The Wedge lies within The Humbug Spires Wilderness Study Area. Managed by the BLM, this pristine roadless area contains many granite spires and monoliths. The tallest of these is The Wedge. The Wedge was one of the first developed climbing areas in Montana and many of Montana's best climbers have climbed here at one time or another. The Wedge has something for just about everyone, from long moderate traditionally protected climbs on the west and southwest faces to harder test pieces on the north face of the rock. Climbing here is a wonderful experience in a beautiful setting. Please respect the traditional ethics of this wonderful place. Leave your dogs at home and get as close to a true wilderness climbing experience as possible. LEAVE NO TRACE IS MANDATORY!

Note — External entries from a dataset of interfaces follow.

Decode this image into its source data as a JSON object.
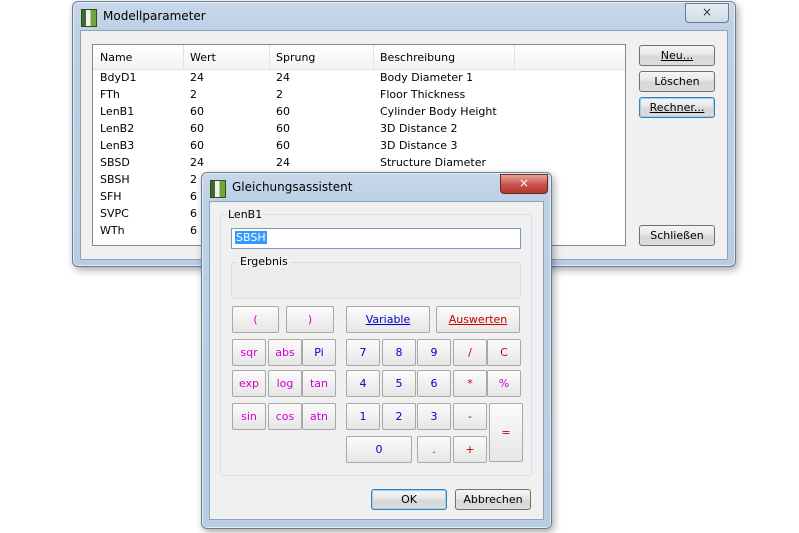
{
  "main_window": {
    "title": "Modellparameter",
    "close_glyph": "×",
    "columns": [
      "Name",
      "Wert",
      "Sprung",
      "Beschreibung"
    ],
    "rows": [
      {
        "name": "BdyD1",
        "wert": "24",
        "sprung": "24",
        "beschreibung": "Body Diameter 1"
      },
      {
        "name": "FTh",
        "wert": "2",
        "sprung": "2",
        "beschreibung": "Floor Thickness"
      },
      {
        "name": "LenB1",
        "wert": "60",
        "sprung": "60",
        "beschreibung": "Cylinder Body Height"
      },
      {
        "name": "LenB2",
        "wert": "60",
        "sprung": "60",
        "beschreibung": "3D Distance 2"
      },
      {
        "name": "LenB3",
        "wert": "60",
        "sprung": "60",
        "beschreibung": "3D Distance 3"
      },
      {
        "name": "SBSD",
        "wert": "24",
        "sprung": "24",
        "beschreibung": "Structure Diameter"
      },
      {
        "name": "SBSH",
        "wert": "2",
        "sprung": "",
        "beschreibung": ""
      },
      {
        "name": "SFH",
        "wert": "6",
        "sprung": "",
        "beschreibung": ""
      },
      {
        "name": "SVPC",
        "wert": "6",
        "sprung": "",
        "beschreibung": ""
      },
      {
        "name": "WTh",
        "wert": "6",
        "sprung": "",
        "beschreibung": ""
      }
    ],
    "buttons": {
      "neu": "Neu...",
      "loeschen": "Löschen",
      "rechner": "Rechner...",
      "schliessen": "Schließen"
    }
  },
  "calc_window": {
    "title": "Gleichungsassistent",
    "close_glyph": "×",
    "variable_group_label": "LenB1",
    "expression_value": "SBSH",
    "result_group_label": "Ergebnis",
    "result_value": "",
    "keys": {
      "open_paren": "(",
      "close_paren": ")",
      "variable": "Variable",
      "auswerten": "Auswerten",
      "sqr": "sqr",
      "abs": "abs",
      "pi": "Pi",
      "exp": "exp",
      "log": "log",
      "tan": "tan",
      "sin": "sin",
      "cos": "cos",
      "atn": "atn",
      "d7": "7",
      "d8": "8",
      "d9": "9",
      "d4": "4",
      "d5": "5",
      "d6": "6",
      "d1": "1",
      "d2": "2",
      "d3": "3",
      "d0": "0",
      "dot": ".",
      "div": "/",
      "mul": "*",
      "minus": "-",
      "plus": "+",
      "clear": "C",
      "percent": "%",
      "equals": "="
    },
    "ok": "OK",
    "abbrechen": "Abbrechen"
  }
}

To reach the Wedge, drive south on I-15 for approximately 26 miles to Exit 99, Moose Creek Road. Turn left at the stop sign and follow the improved gravel road for 3 miles. A nice sized parking area, vault toilet and an informational kiosk mark the trailhead.
Follow the well maintained trail for 4 miles. After about 1.5 miles the trail leaves the creek bottom and passes through stands of aspen and fir. A small series of switchbacks gain a small ridge. The trail then gradually descends, crosses a spring and eventually comes to the base of the Wedge. Hike uphill following no distinct trail arriving the base of the Butterknife on the S.W. Face proper. Continue hiking for a few more minutes around the southern tip of the Wedge. Passing a large boulder and the start of Spellcaster and Balcony Direct. Slightly uphill, nestled in the trees is arête and the start of Exit 99.
Exit 99 to the S.E. Chimney. Image by T Sharp
Exit 99 to the S.E. Chimney Variant: 5.8, 400ft
A Brief Description:
Looking up from the start of Exit 99 an obvious chimney is seen. This is the link up to the summit of the Wedge. Exit 99 follows the rounded arête for a full pitch. The route then trends to climbers left and ascends the chimney and final friction face to the summit.
Exit 99 Pitch 1: (5.7-8) 140-190ft.
First Ascent Ron and Gerald Brunkhorst
Climb the arête following 6 bolts to a chain anchor. The style lends itself to smearing and pocket climbing with little options for hands. The move from the ground to first bolt seemes to be the crux. There is a two bolt anchor on the lip above the arete, or continue approximately 50 feet for a gear anchor.
Protection: 6 bolts
S.E. Chimney Pitch 2: (5.7) 80ft
Step left from anchor below obvious chimney. Ascend a wide water groove to the right of the chimney. Protection through this section is not quite perfect but the climbing is fairly secure. Climbing directly in the chimney would require large gear and a great deal of scrumming. To avoid rope drag, belay on a nice block (on the right) ~80-100 feet up below where the chimney narrows.
Protection: To four inches
Matt (climbing) and Fred (belaying) on Pitch 2.
Matt on Pitch 3Pitch 3: (5.8) 80ft
From the belay step left and ascend increasing vertical chimney. Continue to stem wider and wider using the back of the chimney for protection until coming to a body sized pocket below a roof. Protection here is in the 3.5 Friend range. Pull the roof (excellent exposure) on a nice rounded horn and friction climb to a two bolt belay on a comfey ledge below the last pitch.Protection: to 3 inches
Belay, Pitch 3
Start of Pitch 4
Moving to the second bolt. pitch 4, S.E. Chimney
Pitch 4, S.E. Chimney
Pitch 4: (5.8) 60 feet
Climb from the belay to the top of the block and clip a bolt. Down climb about 5 feet and swing out onto the face (crux, great exposure) using delicate hands (two finger nubbin) and feet(smear). Once on the face, friction climb past two more bolts to the rappel anchors. One can either descend or continue to the summit (~50-60ft 5.2) and retrace the route to the rap anchors.
Protection: 3 bolts
Friends: #1.25-#3.5. Camalots: #3.5-#4, Metolius TCU's #2-3, a green and yellow Alien, the four smallest tri-cams and a set of WC Rocks.
A half dozen over the shoulder slings, two 36 inch slings, six alpine draws, a screamer, and a 60m rope.
Butte`s Climbing Guide, by Dwight Bishop 3rd edition First Ascent Press
The Rock Climbers Guide to Montana, edited by Randall Green et al. Falcon Press Publishing, Helena, MT
In his climbing guide Dwight Bishop (R.I.P.) mentions that "any route to the summit requires a dose of mountaineering care" Get an early start, climb efficiently and keep an eye out for storms. The Wedge is the highest thing around for some distance. Don't get caught on top!
Current Weather and 7 day Forecast
Thanks are in order for Tims'
wonderful pictures. Although not visible in any of the photos, he climbed every pitch, muled gear, drove, and took all of the pictures! Thanks are also in order to my two great climbing partners without whom the day would not have been possible. Thanks guys for another great day on the rock!